A Blue Voyage along Turkey's coast
The Turkish poet Bedri Rahmi Eyboğlu once described the alluring a power of sailing around Turkey’s picturesque coastline as “a fairy tale, never told, never written, never depicted.” He called it the Blue Voyage, and to this day it remains one of the most alluring getaways in one of the Mediterranean’s most alluring countries.
There are few better places in the world to set off on a Blue Voyage than Turkey. Surrounded by sea on three sides, the country is the perfect place to enjoy the never-ending turquoise-blue of the Aegean and Mediterranean seas during the day and then to sleep under the stars at night. It is an experience where everything is a possibility but it is up to the traveller to tell, write and depict his own fairy tale.
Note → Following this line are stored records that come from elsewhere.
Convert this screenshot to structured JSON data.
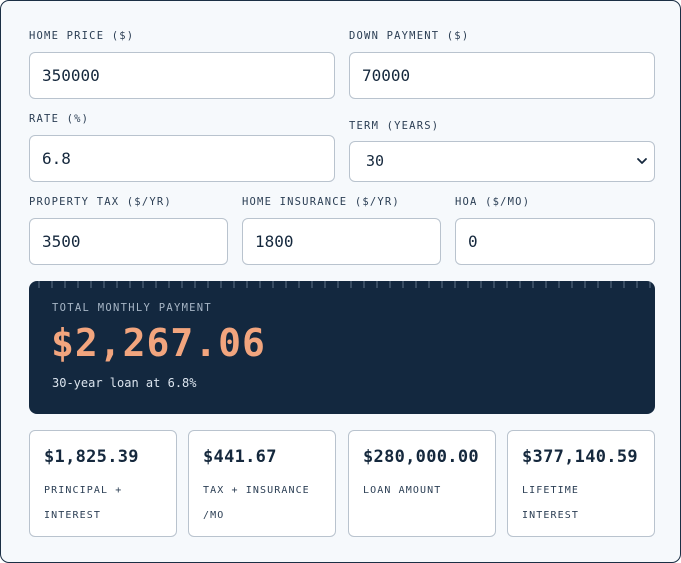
{
  "form": {
    "home_price": {
      "label": "HOME PRICE ($)",
      "value": "350000"
    },
    "down_payment": {
      "label": "DOWN PAYMENT ($)",
      "value": "70000"
    },
    "rate": {
      "label": "RATE (%)",
      "value": "6.8"
    },
    "term": {
      "label": "TERM (YEARS)",
      "value": "30",
      "icon": "chevron-down-icon"
    },
    "property_tax": {
      "label": "PROPERTY TAX ($/YR)",
      "value": "3500"
    },
    "home_insurance": {
      "label": "HOME INSURANCE ($/YR)",
      "value": "1800"
    },
    "hoa": {
      "label": "HOA ($/MO)",
      "value": "0"
    }
  },
  "summary": {
    "label": "TOTAL MONTHLY PAYMENT",
    "amount": "$2,267.06",
    "subtitle": "30-year loan at 6.8%"
  },
  "stats": [
    {
      "value": "$1,825.39",
      "label": "PRINCIPAL + INTEREST"
    },
    {
      "value": "$441.67",
      "label": "TAX + INSURANCE /MO"
    },
    {
      "value": "$280,000.00",
      "label": "LOAN AMOUNT"
    },
    {
      "value": "$377,140.59",
      "label": "LIFETIME INTEREST"
    }
  ],
  "colors": {
    "panel": "#13283f",
    "accent": "#f2a57e",
    "background": "#f6f9fc",
    "text": "#15283d"
  }
}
The country’s southwest coast is perhaps its most well-known destination to experience the beauty of the country’s coastline in all its glory, with a large variety of tall sail boats available to charter for multi-day voyages to historical ruins, remote islands and untouched beaches.
One of the most popular routes for a Blue Voyage is between the towns of Bodrum and Marmaris. If your idea of a perfect holiday is to stretch out on deck immersed in the perfect combination of sunshine, ocean breeze and a swim over to your own private cove, then this is the journey for you.
If you prefer nature walks and history and want to move about instead of basking in the sun all day long, go for the stretch from Marmaris to Antalya.
With a schedule as flexible as you want it to be, the journey eastwards to the former Roman port’s old harbour is one filled with stop-offs at ancient castles where the deep history of the country (and the region) remains preserved, visits to eco-protected beaches to witness the hatching of newborn turtles, and countless options to spend your days walking the narrow streets of picturesque Turkish seaside towns, stopping for souvenirs, coffee and freshly caught fish.
A Blue Voyage trip is also of particular interest to diving enthusiasts, chiefly between the towns of Kas and Uluburun where the oldest shipwreck in the world was excavated. While the diving areas are restricted, it is permitted at Aperlae – a popular spot to see the underwater ruins – and the nearby submerged city of Kekova a once magnificent city destroyed by an earthquake.
Blue Voyage trips have been both the secret and the bedrock of this spectacular region’s tourist industry. With such a vast variety of options available to suit all tastes and paces, it really offers a fairy tale ready for you to write.